For the exhibition »What Would You Say It Is? News about the Apocalypse #1« the Magnus-Hirschfeld-Gesellschaft collaborated with the curators to develop a presentation of historical writings on the topic of ‘Love’. The selection combines works of science, education and popular culture that were published in Hirschfeld’s lifetime and shortly after his death. Some of the books contain his major sexual-scientific positions, such as his Theory of Sexual Attraction. With his scientific work he aimed at basing his fight for sexual self-determination and the de-criminalisation of sexual minorities on an objective, scientific fundament. His books and the other publications on display - released until 1932 – provide an insight into the developments and perception of the sexual-scientific discourses of the time. In 1933, Hirschfeld’s writings were prohibited by the national socialists, and his publications were set on fire during the book burnings on May 10th. The Institute for Sexual Sciences he had founded was vandalised and closed down. The here presented books which were released in subsequent years document the ideological exploitation of the sciences and the instrumentalization of sexual education for racist aims in the times of national socialism.

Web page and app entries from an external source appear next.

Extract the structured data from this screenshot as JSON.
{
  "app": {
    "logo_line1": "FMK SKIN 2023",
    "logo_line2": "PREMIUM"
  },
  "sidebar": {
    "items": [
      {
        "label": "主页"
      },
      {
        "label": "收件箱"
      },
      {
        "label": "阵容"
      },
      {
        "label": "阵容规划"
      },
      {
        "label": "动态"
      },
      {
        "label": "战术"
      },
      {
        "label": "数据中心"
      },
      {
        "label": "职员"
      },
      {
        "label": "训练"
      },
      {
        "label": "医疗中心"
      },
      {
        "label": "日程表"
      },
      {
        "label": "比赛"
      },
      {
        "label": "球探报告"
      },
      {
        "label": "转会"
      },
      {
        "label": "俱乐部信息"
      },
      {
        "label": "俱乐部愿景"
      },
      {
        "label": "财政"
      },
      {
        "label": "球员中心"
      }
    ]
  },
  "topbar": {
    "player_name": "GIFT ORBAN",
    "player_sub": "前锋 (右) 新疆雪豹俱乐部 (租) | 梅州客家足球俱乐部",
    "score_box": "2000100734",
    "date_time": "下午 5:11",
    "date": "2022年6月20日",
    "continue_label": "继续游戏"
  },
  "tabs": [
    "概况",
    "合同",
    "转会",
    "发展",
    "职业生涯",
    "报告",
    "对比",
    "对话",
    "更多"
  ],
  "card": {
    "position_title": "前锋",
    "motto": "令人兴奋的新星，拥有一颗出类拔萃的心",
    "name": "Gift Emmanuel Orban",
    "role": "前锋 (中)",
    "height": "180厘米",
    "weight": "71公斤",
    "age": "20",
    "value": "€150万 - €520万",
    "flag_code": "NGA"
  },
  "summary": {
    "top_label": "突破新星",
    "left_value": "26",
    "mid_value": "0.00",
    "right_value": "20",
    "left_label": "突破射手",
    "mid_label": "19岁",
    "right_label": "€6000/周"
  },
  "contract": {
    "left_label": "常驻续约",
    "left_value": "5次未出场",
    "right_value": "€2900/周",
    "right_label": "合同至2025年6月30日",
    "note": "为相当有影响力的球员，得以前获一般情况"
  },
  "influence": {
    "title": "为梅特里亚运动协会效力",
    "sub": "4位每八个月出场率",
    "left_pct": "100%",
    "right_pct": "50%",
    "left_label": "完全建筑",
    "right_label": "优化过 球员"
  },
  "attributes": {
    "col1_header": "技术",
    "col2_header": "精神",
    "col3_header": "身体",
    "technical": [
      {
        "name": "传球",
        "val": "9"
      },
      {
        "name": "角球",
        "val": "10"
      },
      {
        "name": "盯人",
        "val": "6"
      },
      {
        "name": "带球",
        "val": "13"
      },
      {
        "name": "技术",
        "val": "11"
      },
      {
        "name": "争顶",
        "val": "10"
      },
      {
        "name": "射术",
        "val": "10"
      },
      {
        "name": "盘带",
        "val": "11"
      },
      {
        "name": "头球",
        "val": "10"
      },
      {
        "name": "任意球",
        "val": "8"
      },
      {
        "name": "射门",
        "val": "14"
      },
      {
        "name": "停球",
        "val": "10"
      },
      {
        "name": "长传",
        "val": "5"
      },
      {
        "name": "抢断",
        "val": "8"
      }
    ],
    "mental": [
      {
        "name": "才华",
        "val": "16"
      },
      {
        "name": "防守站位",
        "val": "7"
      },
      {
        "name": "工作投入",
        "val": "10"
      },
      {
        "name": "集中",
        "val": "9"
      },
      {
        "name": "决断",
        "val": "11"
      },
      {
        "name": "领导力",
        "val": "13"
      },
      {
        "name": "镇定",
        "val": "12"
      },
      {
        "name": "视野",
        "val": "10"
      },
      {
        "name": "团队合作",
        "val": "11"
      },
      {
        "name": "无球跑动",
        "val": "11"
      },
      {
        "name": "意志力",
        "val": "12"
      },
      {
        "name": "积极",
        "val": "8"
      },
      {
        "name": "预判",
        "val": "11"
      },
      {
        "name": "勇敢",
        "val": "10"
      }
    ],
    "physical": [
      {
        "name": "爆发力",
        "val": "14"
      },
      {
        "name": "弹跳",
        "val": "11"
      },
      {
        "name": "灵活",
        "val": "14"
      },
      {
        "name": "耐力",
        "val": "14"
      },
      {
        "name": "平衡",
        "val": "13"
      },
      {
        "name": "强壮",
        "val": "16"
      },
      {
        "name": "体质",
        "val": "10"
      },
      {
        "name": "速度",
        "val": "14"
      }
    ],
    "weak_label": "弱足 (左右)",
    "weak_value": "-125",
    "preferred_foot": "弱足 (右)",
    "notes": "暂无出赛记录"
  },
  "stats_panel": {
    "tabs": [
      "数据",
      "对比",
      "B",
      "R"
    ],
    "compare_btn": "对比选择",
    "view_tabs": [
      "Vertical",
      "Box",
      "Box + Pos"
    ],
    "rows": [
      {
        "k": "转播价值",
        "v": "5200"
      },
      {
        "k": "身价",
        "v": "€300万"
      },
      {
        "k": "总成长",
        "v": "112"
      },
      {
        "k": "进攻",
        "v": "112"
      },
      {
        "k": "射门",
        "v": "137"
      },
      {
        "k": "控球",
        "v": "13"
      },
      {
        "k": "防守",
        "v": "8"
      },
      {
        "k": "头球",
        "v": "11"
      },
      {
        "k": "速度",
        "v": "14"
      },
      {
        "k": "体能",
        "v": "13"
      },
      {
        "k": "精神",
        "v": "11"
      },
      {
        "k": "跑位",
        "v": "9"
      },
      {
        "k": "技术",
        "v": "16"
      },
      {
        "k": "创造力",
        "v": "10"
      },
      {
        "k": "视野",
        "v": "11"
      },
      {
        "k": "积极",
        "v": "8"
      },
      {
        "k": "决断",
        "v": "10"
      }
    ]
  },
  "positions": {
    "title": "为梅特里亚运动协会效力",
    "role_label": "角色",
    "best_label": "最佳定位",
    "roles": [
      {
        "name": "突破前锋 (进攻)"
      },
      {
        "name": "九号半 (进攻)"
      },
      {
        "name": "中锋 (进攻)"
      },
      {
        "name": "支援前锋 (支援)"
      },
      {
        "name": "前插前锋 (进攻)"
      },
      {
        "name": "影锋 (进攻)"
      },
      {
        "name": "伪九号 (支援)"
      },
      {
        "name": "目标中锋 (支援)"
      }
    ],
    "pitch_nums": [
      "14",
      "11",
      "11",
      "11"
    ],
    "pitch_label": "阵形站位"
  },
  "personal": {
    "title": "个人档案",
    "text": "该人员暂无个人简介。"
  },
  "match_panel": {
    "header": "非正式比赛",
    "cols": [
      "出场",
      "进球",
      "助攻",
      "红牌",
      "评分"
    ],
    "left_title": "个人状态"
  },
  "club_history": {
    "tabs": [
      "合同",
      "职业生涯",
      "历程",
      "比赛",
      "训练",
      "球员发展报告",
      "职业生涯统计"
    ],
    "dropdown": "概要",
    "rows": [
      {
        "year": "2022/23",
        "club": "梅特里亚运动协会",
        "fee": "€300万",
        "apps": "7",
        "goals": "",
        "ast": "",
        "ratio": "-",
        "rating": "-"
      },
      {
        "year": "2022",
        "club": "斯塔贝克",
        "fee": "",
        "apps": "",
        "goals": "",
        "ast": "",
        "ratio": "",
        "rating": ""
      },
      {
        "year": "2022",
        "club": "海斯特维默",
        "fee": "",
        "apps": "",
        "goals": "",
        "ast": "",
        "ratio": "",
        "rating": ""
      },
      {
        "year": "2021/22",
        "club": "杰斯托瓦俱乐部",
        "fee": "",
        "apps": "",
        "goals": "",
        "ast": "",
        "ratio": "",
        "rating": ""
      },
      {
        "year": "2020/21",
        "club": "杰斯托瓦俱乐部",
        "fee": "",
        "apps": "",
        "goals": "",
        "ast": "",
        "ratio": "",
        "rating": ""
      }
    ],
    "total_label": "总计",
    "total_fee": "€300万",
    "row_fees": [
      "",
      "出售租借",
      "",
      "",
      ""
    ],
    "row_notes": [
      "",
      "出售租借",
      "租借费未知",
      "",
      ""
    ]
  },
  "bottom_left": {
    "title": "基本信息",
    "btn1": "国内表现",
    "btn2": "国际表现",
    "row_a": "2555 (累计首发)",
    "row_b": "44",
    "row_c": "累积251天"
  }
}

The contribution of Magnus-Hirschfeld-Gesellschaft to this exhibition shows books functioning as artefacts and witnesses, while deliberately avoiding a visual representation of their contrary ideological aims. The chronological juxtaposition of excerpts from each book’s central chapter allows the visitors to confront and compare their contents. With the presentation of the books we are attempting to stress the boundedness of knowledge and (scientific) truth to structures of authority. Connected by the term Liebe (eng. love), the selection relates the reflection on love with questions about its social, cultural, historical and political constitution. Thus, the contribution drawn from the archive of the Magnus-Hirschfeld-Gesellschaft is to convey relevant impulses for the reflection on the meaning on (sexual) self-determination and a discussion about how we want to live.
Books in the exhibition:
Wilhelm Bölsche, Liebesleben in der Natur. Jena 1906
Hanns Martin Elstner, Liebe und Ehe. Dresden 1939
Hans v. Hattingberg, Über die Liebe. München/Berlin 1940
Hanns Heinz Ewers, Arabische Liebeskunst, 1929
Hugo Hertwig, Das Liebesleben des Menschen. Berlin 1940
Magnus Hirschfeld, Naturgesetze der Liebe. Leipzig 1914
Magnus Hirschfeld, Richard Linsert, Liebesmittel. Berlin 1930
Max Hodann, Geschlecht und Liebe. Berlin 1932
S. Jessner, Körperliche und seelische Liebe. Leipzig 1924
Ludwig Levy-Lenz, Hexenkessel der Liebe. Leipzig 1931
Richard Linsert, Kabale und Liebe. Über Politik und Geschlechtsleben. Berlin 1931
Paolo Mantegazza, Hygiene der Liebe. Berlin 1924 (Igiene dell'amore. Mailand 1877)
Paolo Mantegazza, Physiologie der Liebe. Berlin o.J. (Fisiologia dell'amore. Mailand 1873)
Hannelore Palkow, Liebeslexikon von A-Z. Leipzig 1933
Picture: Magnus Hirschfeld, Geschlechtskunde, Bilderteil. Stuttgart 1930